Academic Career and Research Areas
Prof. Jacob (b. 1977) is a neurologist and neurophysiologist. His research focusses on the cellular and circuit basis of cognitive brain functions. Based on his experimental work, Prof. Jacob is developing technologies that can contribute to improving treatments for disorders in the domains of perception, memory and language.
Prof. Jacob studied medicine in Freiburg and Heidelberg, at University College London (UK) and at Harvard University (USA) as a fellow of the German National Academic Foundation. He obtained his medical doctorate degree in 2006 based on experimental neurophysiological work conducted at Yale University (USA). Prof.
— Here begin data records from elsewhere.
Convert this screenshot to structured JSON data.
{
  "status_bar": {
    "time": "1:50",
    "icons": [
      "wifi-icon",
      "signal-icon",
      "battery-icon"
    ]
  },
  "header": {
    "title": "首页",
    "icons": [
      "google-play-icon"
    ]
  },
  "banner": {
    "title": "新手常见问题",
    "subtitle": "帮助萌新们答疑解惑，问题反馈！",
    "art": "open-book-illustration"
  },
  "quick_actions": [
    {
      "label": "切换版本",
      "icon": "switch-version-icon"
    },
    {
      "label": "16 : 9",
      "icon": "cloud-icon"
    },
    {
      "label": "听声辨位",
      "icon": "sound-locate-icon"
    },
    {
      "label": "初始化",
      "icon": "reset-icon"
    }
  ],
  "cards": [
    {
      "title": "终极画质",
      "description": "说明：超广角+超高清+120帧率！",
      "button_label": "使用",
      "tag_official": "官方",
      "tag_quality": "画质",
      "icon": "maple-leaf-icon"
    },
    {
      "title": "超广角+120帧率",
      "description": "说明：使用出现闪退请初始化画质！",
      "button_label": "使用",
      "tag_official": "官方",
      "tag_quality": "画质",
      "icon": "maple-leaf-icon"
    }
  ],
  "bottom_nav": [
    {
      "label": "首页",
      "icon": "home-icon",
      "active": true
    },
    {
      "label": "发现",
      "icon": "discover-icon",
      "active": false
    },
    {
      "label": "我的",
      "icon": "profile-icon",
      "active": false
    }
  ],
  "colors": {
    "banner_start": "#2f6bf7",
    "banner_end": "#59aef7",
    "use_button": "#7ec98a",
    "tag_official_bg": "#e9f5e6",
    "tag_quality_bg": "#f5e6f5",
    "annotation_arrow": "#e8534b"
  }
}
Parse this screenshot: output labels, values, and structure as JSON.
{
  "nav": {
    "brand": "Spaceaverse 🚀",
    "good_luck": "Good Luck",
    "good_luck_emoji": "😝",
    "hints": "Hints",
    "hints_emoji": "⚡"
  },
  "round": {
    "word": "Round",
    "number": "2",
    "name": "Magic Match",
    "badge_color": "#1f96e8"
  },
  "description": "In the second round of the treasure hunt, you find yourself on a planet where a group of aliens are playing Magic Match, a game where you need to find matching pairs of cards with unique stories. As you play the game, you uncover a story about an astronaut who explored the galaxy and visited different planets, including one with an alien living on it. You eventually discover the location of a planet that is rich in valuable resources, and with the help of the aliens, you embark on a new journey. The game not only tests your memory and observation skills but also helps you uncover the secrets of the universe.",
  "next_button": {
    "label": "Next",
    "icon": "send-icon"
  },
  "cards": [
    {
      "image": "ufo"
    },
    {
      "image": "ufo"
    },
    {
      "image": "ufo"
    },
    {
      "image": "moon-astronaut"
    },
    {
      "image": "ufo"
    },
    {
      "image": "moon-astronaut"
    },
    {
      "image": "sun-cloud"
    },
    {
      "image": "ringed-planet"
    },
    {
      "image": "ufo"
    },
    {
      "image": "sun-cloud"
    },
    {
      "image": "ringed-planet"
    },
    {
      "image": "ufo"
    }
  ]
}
Jacob was a postdoctoral researcher at the Center for Integrative Neuroscience in Tübingen and qualified as a board-certified neurologist after training in Tübingen and at the Charité in Berlin. In 2015, Prof. Jacob moved to TUM where he established an interdisciplinary research group investigating the neuronal mechanisms of cognitive brain functions. He was appointed professor for Translational Neurotechnology in 2019.
- ERC Starting Grant (2017)
- Coordinator and speaker of BMBF research collaboration "PsychoSys" (2015-2018)
- Charité Clinical Scientist Award (2014)
- German Primate Center Award (2013)
- NRW Young Scientist Award (2007)
Jacob SN, Hähnke D and Nieder A.: “Structuring of abstract working memory content by fronto-parietal synchrony in primate cortex”. Neuron. 2018; 99(3): 588-597.Abstract
Jacob SN, Stalter M, Nieder A: “Cell-type-specific modulation of targets and distractors by dopamine D1 receptors in primate prefrontal cortex”. Nature Communications. 2016; doi: 10.1038/ncomms13218.Abstract
Ranganath A, Jacob SN: “Doping the mind: dopaminergic regulation of prefrontal cortical cognition”. Neuroscientist. 2016; 22(6): 593-603.Abstract
Ott T, Jacob SN, Nieder A: “Dopamine receptors differentially enhance rule coding in primate prefrontal cortex neurons”. Neuron. 2014: 84(6): 1317-1328.Abstract
Jacob SN, Nieder A: “Complementary roles for primate frontal and parietal cortex in guarding working memory from distractor stimuli”. Neuron. 2014; 83(1): 226-237.Abstract